An apt proverbe applied by oure saviour christ unto the Phariseis, which did aggravate small offences and mayntayne great enormities. It maye be nowe used agaynst such persons as seke out and punishe small offenders, and leat the great trespassours agaynst the la we goe quyte unpunished. Also them that are scrupulouse yn thinges of litle importaunce, and yn ambition, avarice, extorcion, advonterie, theft, murder, treason or heresie. they fynde no daunger of conscience.

The Literature of Roguery: Defence of Conny-Catching (1592)
You "would straine a gnat, and lette passe an elephant"


What would round out this survey would be the places with 'strain out' before 1611 in the literature. And I think that may actually be less common than 'strain at' despite the Bible versions, which generally had 'strain out' (Wycliffe being different, an earlier dialect).

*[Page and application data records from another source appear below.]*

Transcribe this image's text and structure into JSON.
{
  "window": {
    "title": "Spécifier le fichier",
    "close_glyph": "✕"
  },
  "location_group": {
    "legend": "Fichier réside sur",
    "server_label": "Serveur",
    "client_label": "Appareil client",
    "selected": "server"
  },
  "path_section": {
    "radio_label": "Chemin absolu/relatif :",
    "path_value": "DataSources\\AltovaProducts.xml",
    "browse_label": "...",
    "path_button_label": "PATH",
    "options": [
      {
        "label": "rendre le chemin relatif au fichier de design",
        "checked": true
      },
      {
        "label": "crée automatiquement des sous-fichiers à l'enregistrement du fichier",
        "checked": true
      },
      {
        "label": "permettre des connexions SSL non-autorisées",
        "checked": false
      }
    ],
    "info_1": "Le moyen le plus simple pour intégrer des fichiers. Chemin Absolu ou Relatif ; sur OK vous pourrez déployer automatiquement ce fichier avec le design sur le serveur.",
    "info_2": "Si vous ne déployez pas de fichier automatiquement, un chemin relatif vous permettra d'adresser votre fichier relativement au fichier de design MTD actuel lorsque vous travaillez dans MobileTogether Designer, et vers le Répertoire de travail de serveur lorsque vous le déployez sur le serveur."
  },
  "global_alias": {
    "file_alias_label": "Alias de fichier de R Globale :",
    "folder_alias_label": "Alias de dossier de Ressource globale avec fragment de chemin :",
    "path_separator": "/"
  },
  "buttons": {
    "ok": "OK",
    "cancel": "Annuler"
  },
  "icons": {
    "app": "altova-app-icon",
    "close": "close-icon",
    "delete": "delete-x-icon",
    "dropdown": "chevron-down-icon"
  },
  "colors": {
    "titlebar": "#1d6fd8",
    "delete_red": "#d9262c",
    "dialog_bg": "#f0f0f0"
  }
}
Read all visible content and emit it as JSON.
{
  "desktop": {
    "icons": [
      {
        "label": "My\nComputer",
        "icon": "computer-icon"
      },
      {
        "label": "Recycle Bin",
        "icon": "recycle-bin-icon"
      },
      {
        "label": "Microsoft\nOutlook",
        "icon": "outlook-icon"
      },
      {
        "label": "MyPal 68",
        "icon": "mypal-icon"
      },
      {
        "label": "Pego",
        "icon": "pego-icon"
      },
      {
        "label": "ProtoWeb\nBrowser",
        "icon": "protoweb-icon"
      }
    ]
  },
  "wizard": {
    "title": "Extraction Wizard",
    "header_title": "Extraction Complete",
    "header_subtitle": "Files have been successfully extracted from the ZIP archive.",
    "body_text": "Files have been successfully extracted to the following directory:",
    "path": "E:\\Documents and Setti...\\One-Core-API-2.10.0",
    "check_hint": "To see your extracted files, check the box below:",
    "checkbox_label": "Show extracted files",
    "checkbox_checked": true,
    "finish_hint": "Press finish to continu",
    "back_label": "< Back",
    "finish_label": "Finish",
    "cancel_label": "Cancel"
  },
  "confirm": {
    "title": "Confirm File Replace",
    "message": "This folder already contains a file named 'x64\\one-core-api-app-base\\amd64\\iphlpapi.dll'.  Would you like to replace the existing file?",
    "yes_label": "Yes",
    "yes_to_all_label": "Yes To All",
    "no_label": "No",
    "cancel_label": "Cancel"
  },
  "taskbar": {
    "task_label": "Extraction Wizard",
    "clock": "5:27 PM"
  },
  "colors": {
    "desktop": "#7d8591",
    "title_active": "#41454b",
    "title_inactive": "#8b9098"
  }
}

We saw 'strain out' in the Tyndale's 'Obedience of the Christian Man' (noting the sense was fuller) and it is in Udall's translation of Erasmus. And I remember that one of the references in the 1500s also had a 'strain out' in the same section as 'strain at'. Perhaps some more has been referenced or could be found. However overall it seems reasonable to conclude that 'strain at a gnat' was even the more common and accepted usage before the King James Bible.

One brother on a forum was writing, a bit humorously yet earnestly, that he really had hoped to see 'strain at a gnat' to be a kind of providential update and enhancement of the English language from the King James Bible 1611 - even as the claimed misprint !
. Right or wrong in concept he presented an interesting view. Alas, there is no possibility of consideration of 'strain at a gnat' being any type of 'misprint', neither providential or simply accidental.

Remember, the Oxford English Dictionary gives support to the truth, which we have attempted to share more fully on this thread:

"It has been asserted that ‘straine at’ in the Bible of 1611 is a misprint for ‘straine out,’ the rendering of the earlier versions. But the quotations [from] 1583 and 1594 show that the translators of 1611 simply adopted a rendering that had already obtained currency. It was not a mistranslation..’"

This definitely precedes the Constantin Hopf paper in 1944, an interesting question how far back goes the O.E.D. reference. Note that true English language scholarship had accepted the full validity of 'strain at a gnat' quite long ago, discarding the weak and feeble attempts to taint this phrase in the King James Bible as a misprint or a mistranslation. The curious question is how the even the pseudo-scholars like Daniel Wallace who know the truth as above would simply ignore it their attempt to claim 'one definite error', a 'scribal corruption' in the King James Bible.

An interesting new discovery is that Daniel Wallace, while he ended up putting the O.E.D. reference in a footnote (my conjecture is that he first wrote his articles and then added the footnote when he discovered it contradicted his position) actually omitted the most salient phrase (in the context of his 'one definite error' assertion) from O.E.D.

"It was not a mistranslation..’".

Daniel Wallace actually had the chutzpah to stop the quote at "obtained currency" and then make a flying jump to a straw-man attempt to weaken the effect (covered in post #45). In the earlier post I did not notice the additional aspect of the transparently dishonest (snipping).